Because I killed four people—five, if my dad’s client never woke up—with nothing more than a thought. And the number could have been higher—would have been higher, if Noah hadn’t saved my father’s life. I never meant to hurt the people I loved, but Rachel was still dead and my father was still shot. Less than forty-eight hours ago, I thought the best way to keep them safe was to keep myself away.
But things were different, now. Jude made them different.
No one knew the truth about me. No one but Noah. Which meant he was the only one who could possibly fix this. I had to talk to him.
I forced myself to focus on Dr. West.
“Will you let us help you?”
Help me? I wanted to ask. By giving me more drugs when I’m not sick, not with anything worse than PTSD? I’m not psychotic, I wanted to say.
But I didn’t appear to have much of a choice, so I forced myself to say yes. “But I want to talk to my mother first,” I added.
“I’ll give her a call after your physical—okay?”

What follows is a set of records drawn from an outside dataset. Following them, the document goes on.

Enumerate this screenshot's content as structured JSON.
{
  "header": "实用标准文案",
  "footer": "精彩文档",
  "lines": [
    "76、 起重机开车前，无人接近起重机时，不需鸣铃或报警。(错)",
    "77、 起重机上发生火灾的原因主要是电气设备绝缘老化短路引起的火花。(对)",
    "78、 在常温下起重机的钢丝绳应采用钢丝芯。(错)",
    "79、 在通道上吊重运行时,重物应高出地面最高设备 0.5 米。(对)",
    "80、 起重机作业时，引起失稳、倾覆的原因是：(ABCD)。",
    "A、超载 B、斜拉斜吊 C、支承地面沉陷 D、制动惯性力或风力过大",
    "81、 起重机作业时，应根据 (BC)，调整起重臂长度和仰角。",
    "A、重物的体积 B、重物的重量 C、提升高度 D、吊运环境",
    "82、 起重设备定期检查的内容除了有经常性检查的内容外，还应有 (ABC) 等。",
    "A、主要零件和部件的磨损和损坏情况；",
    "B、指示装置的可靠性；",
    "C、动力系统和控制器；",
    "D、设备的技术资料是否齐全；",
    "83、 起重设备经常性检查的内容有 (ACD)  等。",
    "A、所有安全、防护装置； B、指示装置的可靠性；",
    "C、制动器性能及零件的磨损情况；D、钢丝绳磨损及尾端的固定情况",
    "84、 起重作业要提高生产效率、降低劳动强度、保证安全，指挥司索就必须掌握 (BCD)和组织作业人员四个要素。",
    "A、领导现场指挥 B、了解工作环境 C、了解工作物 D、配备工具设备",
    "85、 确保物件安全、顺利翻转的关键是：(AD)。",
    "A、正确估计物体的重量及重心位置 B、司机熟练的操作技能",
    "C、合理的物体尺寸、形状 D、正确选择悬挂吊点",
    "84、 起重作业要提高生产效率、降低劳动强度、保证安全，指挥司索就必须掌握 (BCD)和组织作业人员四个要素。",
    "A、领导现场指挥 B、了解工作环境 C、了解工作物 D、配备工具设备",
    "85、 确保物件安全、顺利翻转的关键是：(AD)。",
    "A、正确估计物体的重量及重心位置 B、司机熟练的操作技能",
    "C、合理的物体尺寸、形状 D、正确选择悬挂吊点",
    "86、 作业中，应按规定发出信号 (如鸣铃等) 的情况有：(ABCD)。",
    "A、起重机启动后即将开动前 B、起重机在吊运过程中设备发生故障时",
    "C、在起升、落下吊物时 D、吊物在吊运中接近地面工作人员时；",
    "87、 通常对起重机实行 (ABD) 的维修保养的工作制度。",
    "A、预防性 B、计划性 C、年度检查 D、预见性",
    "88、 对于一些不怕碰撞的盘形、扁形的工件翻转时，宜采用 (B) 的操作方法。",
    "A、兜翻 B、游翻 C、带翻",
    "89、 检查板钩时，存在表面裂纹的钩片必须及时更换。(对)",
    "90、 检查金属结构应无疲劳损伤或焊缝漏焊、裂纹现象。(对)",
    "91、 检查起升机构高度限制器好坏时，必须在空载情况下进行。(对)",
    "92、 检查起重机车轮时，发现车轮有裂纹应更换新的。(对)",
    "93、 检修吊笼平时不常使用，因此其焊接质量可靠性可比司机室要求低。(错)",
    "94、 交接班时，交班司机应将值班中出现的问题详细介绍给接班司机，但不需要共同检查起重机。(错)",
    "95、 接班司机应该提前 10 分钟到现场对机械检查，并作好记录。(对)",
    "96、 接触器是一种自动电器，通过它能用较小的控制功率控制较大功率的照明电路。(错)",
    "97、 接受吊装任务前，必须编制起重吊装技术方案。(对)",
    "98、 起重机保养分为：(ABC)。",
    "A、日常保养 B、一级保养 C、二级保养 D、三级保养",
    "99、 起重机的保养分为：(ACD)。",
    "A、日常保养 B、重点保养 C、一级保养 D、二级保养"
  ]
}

It wasn’t. Not at all. But I nodded and Dr. West grinned, deepening the folds in her face, looking for all the world like a warm, kindly grandmother. Maybe she was.
When she left, it was all I could do not to fall apart; but I didn’t have time. She was immediately replaced by a penlight-wielding doctor who asked me questions about my appetite and other wildly mundane details, which I answered calmly with a careful tongue. And then he left, and I was offered some food, and one of the staff—a counselor? A nurse?—showed me the unit. It was quieter than I imagined a psych ward would be, and with fewer obvious psychos. A couple of kids were quietly reading. One watched TV. Another talked with a friend. They looked up at me when I passed by, but otherwise, I went unacknowledged.
When I was eventually led back to the bedroom, I was shocked to find my mother in it.
Anyone else wouldn’t have noticed what a mess she was. Her clothes were unwrinkled. Her skin was still flawless. Not a single hair was out of place. But hopelessness trampled her posture and fear dulled her eyes. She was holding it together, but just barely.
She was holding it together for me.
I wanted to hug her and shake her at the same time. But I just stood there, cemented to the floor.
She rushed up to hug me. I let her, but my arms were chained to my sides and I couldn’t hug her back.
She pulled back and smoothed the hair from my face. Studied my eyes. “I am so sorry, Mara.”
“Really.” My voice was flat.
I couldn’t have hurt her more if I had smacked her. “How could you say that?” she asked.
“Because I woke up in a psychiatric unit today.” The words were bitter in my mouth.
She backed up and sat on the bed, which had been freshly made since I was last in it. She shook her head, and her lacquer-black hair swung with the movement. “When you left the hospital yesterday, I thought you were tired and going home. So when the police called?” Her voice cracked, and she held her hand up to her throat. “Your father was shot, and then to pick up the phone and hear the police say, ‘Mrs. Dyer, we’re calling about your daughter?’” A tear fell from one of her eyes and she quickly wiped it away. “I thought you’d been in a car accident. I thought you were dead.”
My mother wrapped her arms around her waist and hunched forward. “I was so terrified I dropped the phone. Daniel picked it up. He explained what was happening—that you were at the police station, hysterical. He stayed with your father and I rushed there to get you but you were wild, Mara,” she said, and looked at me. “Wild. I never thought . . .” Her voice trailed off and she seemed to be staring right through me. “You were screaming that Jude is alive.”
I did something brave, then. Or stupid. Sometimes it’s hard to tell the difference.
I decided to trust her. I looked my mother in the eye and said, without any trace of doubt in my expression or voice, “He is.”
“How would that be possible, Mara?” My mother’s voice was toneless.
“I don’t know,” I admitted, because I didn’t have a clue. “But I saw him.” I sat down next to her on the bed, but not close.
My mom pushed her hair away from her face. “Could it have been a hallucination?” She avoided my eyes. “Like the other times? Like the earrings?”